Suddenly McGinty and her neighbors had a lot of questions for which the city had no satisfying answers. For starters, why would Daley spend much-needed money subsidizing development in a neighborhood that needs no subsidy to be developed? Wouldn't the money be more wisely spent somewhere else? Was it fair to allow developers getting a piece of the Cabrini-Green pie to feed from the public trough, when previous investors (such as Davis, McGinty, and Conley) had to go it alone? ("I couldn't even find a bank willing to make a loan when I moved here back in 1981," says McGinty.) Why were some properties in the area exempted from the TIF zone (such as the Marshall Field Garden Apartments on Sedgwick and the Father and Son restaurant on North Avenue)? If the city had no intention of using eminent domain, how come it budgeted $65 million for acquisition costs? And finally, given the history of urban renewal in the area, why should anyone believe anything the city says anyway?
"I used to have a building at Division and Howe," says Davis. "Then when they built the first Cabrini-Green I had to move 'cause the city came in with its eminent domain. You didn't really have a choice. They made you an offer and it went up $500 here or $300 there, but basically you had to go because the city said so. You could fight them in court, but that would cost you lawyers' fees. So I moved to Blackhawk and Ogden until 1961, when the city wanted my property to build [seniors' housing]. Same process again. They didn't give me fair market value for my property. So I moved to North and Cleveland and I've been here for 35 years.
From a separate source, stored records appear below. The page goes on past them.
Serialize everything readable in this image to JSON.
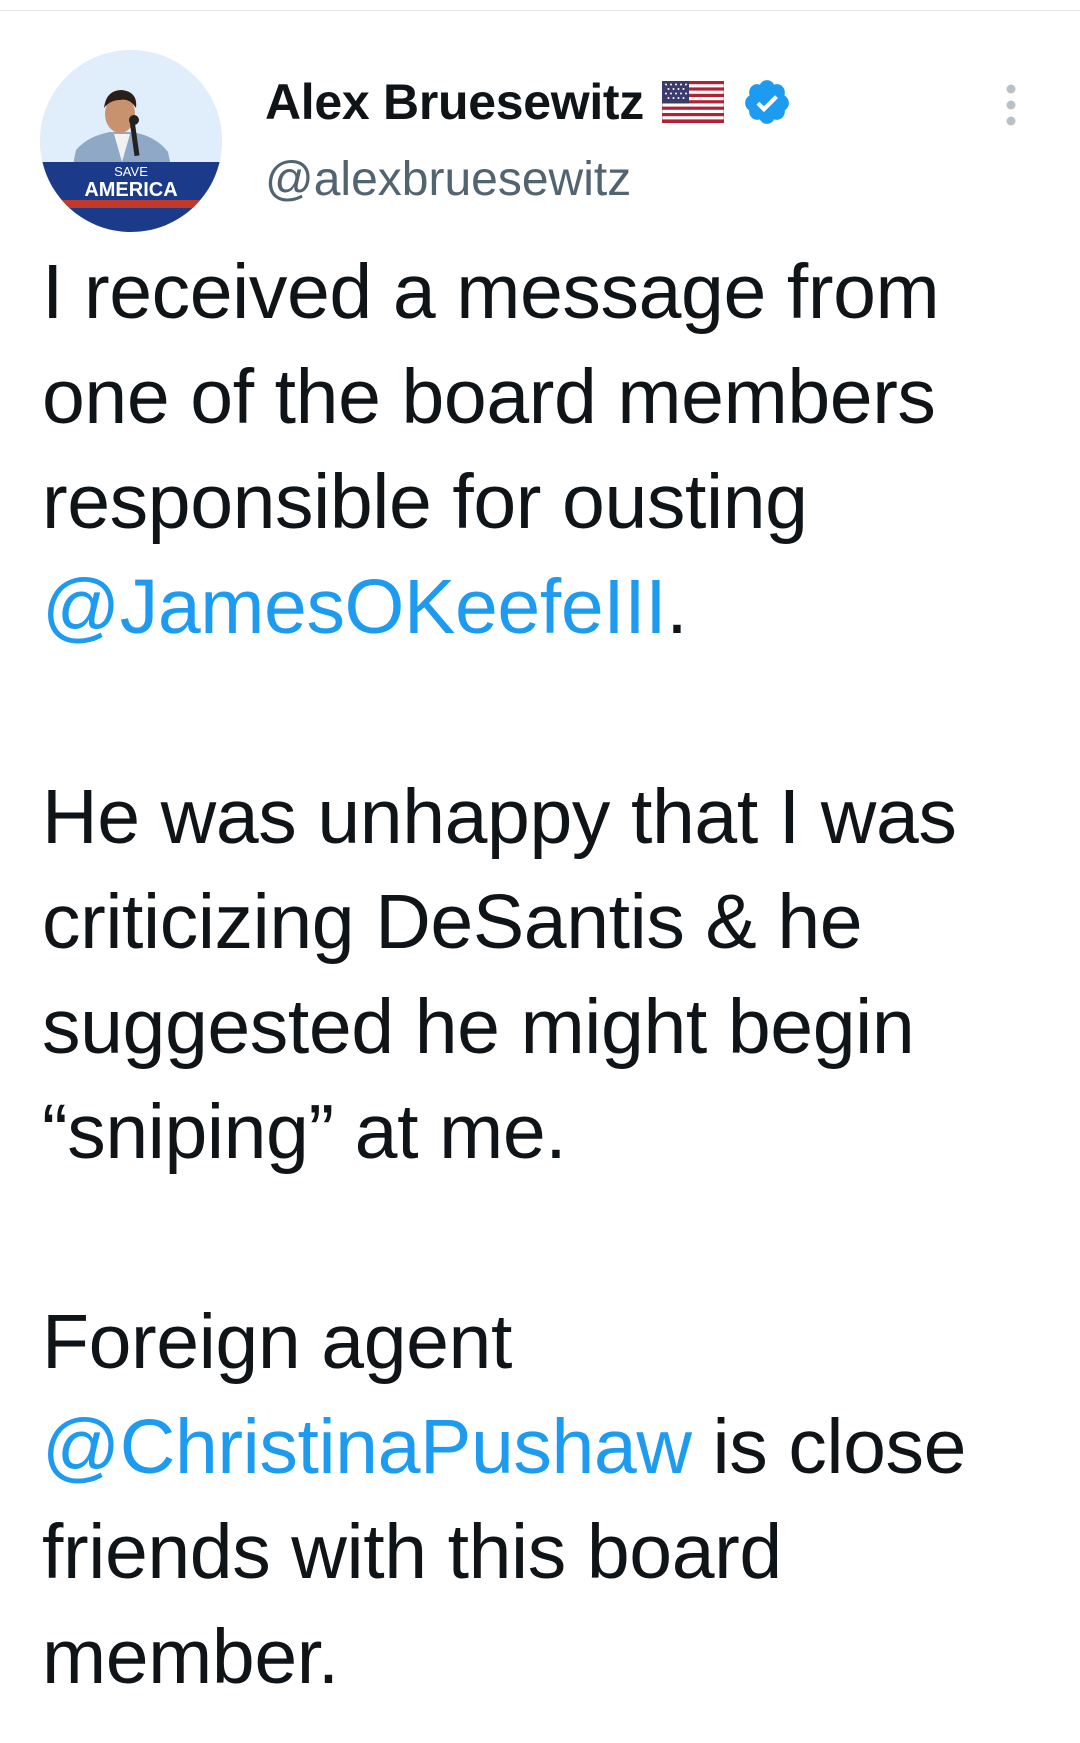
{
  "author": {
    "display_name": "Alex Bruesewitz",
    "handle": "@alexbruesewitz",
    "flag_icon": "us-flag-icon",
    "verified_icon": "verified-badge-icon",
    "avatar_banner": {
      "line1": "SAVE",
      "line2": "AMERICA"
    }
  },
  "menu_icon": "more-vertical-icon",
  "tweet": {
    "p1": {
      "text": "I received a message from one of the board members responsible for ousting ",
      "mention": "@JamesOKeefeIII",
      "tail": "."
    },
    "p2": {
      "text": "He was unhappy that I was criticizing DeSantis & he suggested he might begin “sniping” at me."
    },
    "p3": {
      "lead": "Foreign agent ",
      "mention": "@ChristinaPushaw",
      "text": " is close friends with this board member."
    }
  },
  "colors": {
    "text": "#0f1419",
    "secondary": "#536471",
    "link": "#1d9bf0",
    "verified": "#1d9bf0",
    "banner_blue": "#1b3a8a"
  }
}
I don't intend to have to move again."
In June, Davis and several of her neighbors attended a City Hall meeting of the Plan Commission, which was going to vote on whether to recommend the TIF district to the City Council. For several hours the residents sat in silence while their alderman, Walter Burnett, privately met with city officials and asked for an amendment to the TIF in which the city would pledge not to buy any property or homes.
To the surprise of few the city refused to make that pledge--on the grounds that it would delay the project. Then the Plan Commission approved the TIF after hearing various consultants explain how one of Chicago's hottest real estate markets was really a slum. Now the matter goes to the City Council, which, if recent trends hold, will do whatever Daley tells it.
Meanwhile, the city urges residents to have faith, noting that the only reason they expanded the TIF district well beyond Cabrini was to bring in more property taxes to help pay for the project. "We widened the district to pay for the TIF," says a Planning Department spokesman. "We have no intention of taking people's homes. We have plenty of land in the area. It would make no sense to take more. I understand their concerns. Going back historically, the city would primarily go and take everything. But we don't do that anymore."
Despite the city's assurances, the residents hired Jim Snyder, the lawyer who helped Taylor Street residents defeat a similar TIF urban renewal project in their community. If necessary they will sue, arguing that their community's not eligible for a TIF since it's not a slum. "I'm a firm believer in the free-market system, but maybe it's only free if you own the market," says McGinty. "No one subsidized me when I moved here. The same rules should apply to everyone." o
Art accompanying story in printed newspaper (not available in this archive): Mary McGinty, Edna Davis photo by Robert Drea.